While HEPA filters excel at trapping particles, they are not equipped to deal with gases or odors. This is where activated carbon filters come into play. These filters are adept at adsorbing gases and odors, providing a comprehensive purification solution. Among activated carbon filters, the pellet-based variety is considered superior to the fibrous type. Pellet-based filters offer a more consistent and effective gas filtration, making them the preferred choice for dealing with odors, VOCs (Volatile Organic Compounds), and other gaseous pollutants.
Washable Pre-Filter: The First Line of Defense
The pre-filter acts as the first line of defense in the filtration process. It captures larger particles, such as dust and hair, preventing them from clogging the main filters. A washable pre-filter not only extends the life of the subsequent HEPA and carbon filters but also offers a cost-effective way to maintain the purifier's performance. By regularly cleaning the pre-filter, you can ensure that your air purifier operates at its peak efficiency.
CFM: The Power Behind the Purification
CFM, or cubic feet per minute, measures the volume of air processed by the purifier every minute. It's a critical factor that determines the purifier's capacity to circulate and clean the air in a given space. A higher CFM rating indicates a more powerful air purifier, capable of cleaning larger spaces more effectively. However, it's essential to balance the CFM with the size of your room to ensure optimal purification without unnecessary energy consumption.
Energy Efficiency and Noise Output: Silent but Mighty
An ideal air purifier operates unobtrusively, blending seamlessly into the background of your daily life. Energy efficiency and noise output are crucial factors that contribute to this discretion. Energy-efficient purifiers ensure that your quest for clean air doesn't lead to exorbitant electricity bills. Similarly, a low noise output allows the purifier to do its job silently, ensuring that your peace and quiet remain undisturbed.
Value: The Price of Purity
The true value of an air purifier is not just in its price tag but in the balance it offers between cost and performance. An effective air purifier is an investment in your health, and its worth is measured by its efficiency, durability, and the quality of air it delivers. When assessing the value, consider not only the initial cost but also the long-term expenses such as energy consumption and filter replacement costs.
The Ideal Price Range: Balancing Cost and Quality
Our research indicates that air purifiers priced between $150 and $200 often hit the sweet spot in terms of value for money. These units typically offer a commendable balance of efficiency, noise level, and energy consumption, providing a cost-effective solution to your air purification needs.
Conclusion: Clearing the Air on Air Purifiers

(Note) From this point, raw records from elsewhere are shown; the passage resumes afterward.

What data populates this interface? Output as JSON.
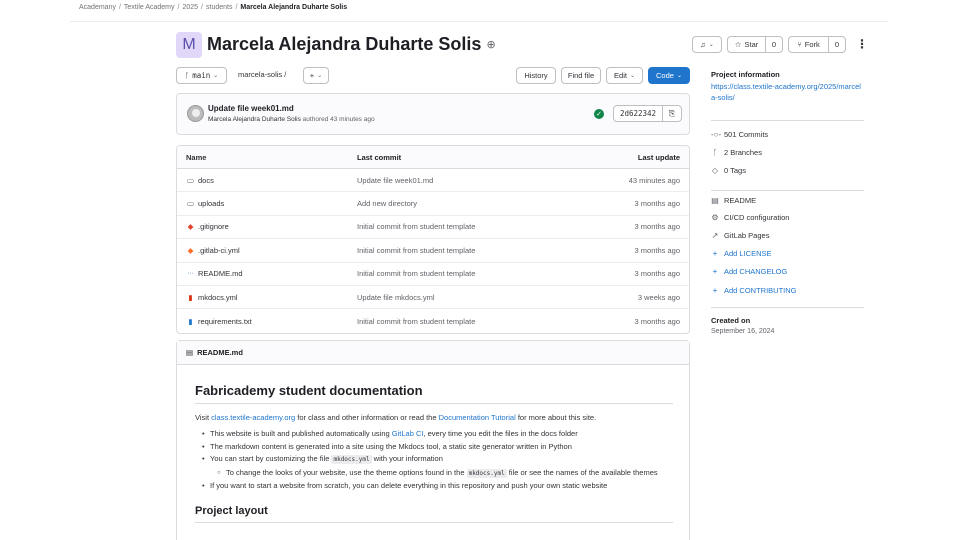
{
  "breadcrumb": [
    "Academany",
    "Textile Academy",
    "2025",
    "students",
    "Marcela Alejandra Duharte Solis"
  ],
  "project": {
    "avatar_letter": "M",
    "title": "Marcela Alejandra Duharte Solis",
    "visibility_icon": "globe-icon"
  },
  "actions": {
    "notifications_icon": "bell-icon",
    "star_label": "Star",
    "star_count": "0",
    "fork_label": "Fork",
    "fork_count": "0"
  },
  "toolbar": {
    "branch": "main",
    "path": "marcela-solis",
    "path_sep": "/",
    "add_label": "+",
    "history": "History",
    "find_file": "Find file",
    "edit": "Edit",
    "code": "Code"
  },
  "last_commit": {
    "title": "Update file week01.md",
    "author": "Marcela Alejandra Duharte Solis",
    "meta": "authored 43 minutes ago",
    "sha": "2d622342"
  },
  "files": {
    "headers": {
      "name": "Name",
      "commit": "Last commit",
      "date": "Last update"
    },
    "rows": [
      {
        "icon": "folder-icon",
        "glyph": "▭",
        "cls": "ico-folder",
        "name": "docs",
        "commit": "Update file week01.md",
        "date": "43 minutes ago"
      },
      {
        "icon": "folder-icon",
        "glyph": "▭",
        "cls": "ico-folder",
        "name": "uploads",
        "commit": "Add new directory",
        "date": "3 months ago"
      },
      {
        "icon": "git-icon",
        "glyph": "◆",
        "cls": "ico-git",
        "name": ".gitignore",
        "commit": "Initial commit from student template",
        "date": "3 months ago"
      },
      {
        "icon": "gitlab-icon",
        "glyph": "◆",
        "cls": "ico-gitlab",
        "name": ".gitlab-ci.yml",
        "commit": "Initial commit from student template",
        "date": "3 months ago"
      },
      {
        "icon": "markdown-icon",
        "glyph": "⋯",
        "cls": "ico-md",
        "name": "README.md",
        "commit": "Initial commit from student template",
        "date": "3 months ago"
      },
      {
        "icon": "yaml-icon",
        "glyph": "▮",
        "cls": "ico-yml",
        "name": "mkdocs.yml",
        "commit": "Update file mkdocs.yml",
        "date": "3 weeks ago"
      },
      {
        "icon": "text-file-icon",
        "glyph": "▮",
        "cls": "ico-txt",
        "name": "requirements.txt",
        "commit": "Initial commit from student template",
        "date": "3 months ago"
      }
    ]
  },
  "readme": {
    "file": "README.md",
    "h1": "Fabricademy student documentation",
    "intro_pre": "Visit ",
    "intro_link1": "class.textile-academy.org",
    "intro_mid": " for class and other information or read the ",
    "intro_link2": "Documentation Tutorial",
    "intro_post": " for more about this site.",
    "b1_pre": "This website is built and published automatically using ",
    "b1_link": "GitLab CI",
    "b1_post": ", every time you edit the files in the docs folder",
    "b2": "The markdown content is generated into a site using the Mkdocs tool, a static site generator written in Python",
    "b3_pre": "You can start by customizing the file ",
    "b3_code": "mkdocs.yml",
    "b3_post": " with your information",
    "b3a_pre": "To change the looks of your website, use the theme options found in the ",
    "b3a_code": "mkdocs.yml",
    "b3a_post": " file or see the names of the available themes",
    "b4": "If you want to start a website from scratch, you can delete everything in this repository and push your own static website",
    "h2": "Project layout"
  },
  "sidebar": {
    "info_title": "Project information",
    "info_link": "https://class.textile-academy.org/2025/marcela-solis/",
    "stats": [
      {
        "icon": "commit-icon",
        "glyph": "-○-",
        "label": "501 Commits"
      },
      {
        "icon": "branch-icon",
        "glyph": "ᚴ",
        "label": "2 Branches"
      },
      {
        "icon": "tag-icon",
        "glyph": "◇",
        "label": "0 Tags"
      }
    ],
    "links": [
      {
        "icon": "doc-icon",
        "glyph": "▤",
        "label": "README",
        "blue": false
      },
      {
        "icon": "cicd-icon",
        "glyph": "⚙",
        "label": "CI/CD configuration",
        "blue": false
      },
      {
        "icon": "external-link-icon",
        "glyph": "↗",
        "label": "GitLab Pages",
        "blue": false
      },
      {
        "icon": "plus-icon",
        "glyph": "+",
        "label": "Add LICENSE",
        "blue": true
      },
      {
        "icon": "plus-icon",
        "glyph": "+",
        "label": "Add CHANGELOG",
        "blue": true
      },
      {
        "icon": "plus-icon",
        "glyph": "+",
        "label": "Add CONTRIBUTING",
        "blue": true
      }
    ],
    "created_title": "Created on",
    "created_date": "September 16, 2024"
  }
}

In conclusion, the journey to selecting the right air purifier is less about the bells and whistles and more about understanding the core features that contribute to effective air purification. It's about making an informed choice, one that ensures the air in your home is as clean and healthy as it can be.
FAQs: Breathe Easy with Answers
Do I really need a UV light in my air purifier?
No, UV lights are more of a marketing gimmick than a necessity. A good HEPA filter is what you should look for.
Are antimicrobial filters worth the extra cost?
Generally, no. They don't offer significant benefits over standard filters and can limit your options.
How often should I replace my HEPA filter?
It depends on the model and usage, but generally, HEPA filters should be replaced every 6 to 12 months.
Can an air purifier be too powerful for a small room?
Yes, it's important to choose a purifier with a CFM rating appropriate for your room size.
Is it worth paying more for a quieter air purifier?
It depends on your sensitivity to noise. Remember, a good purifier should be effective without being a disturbance.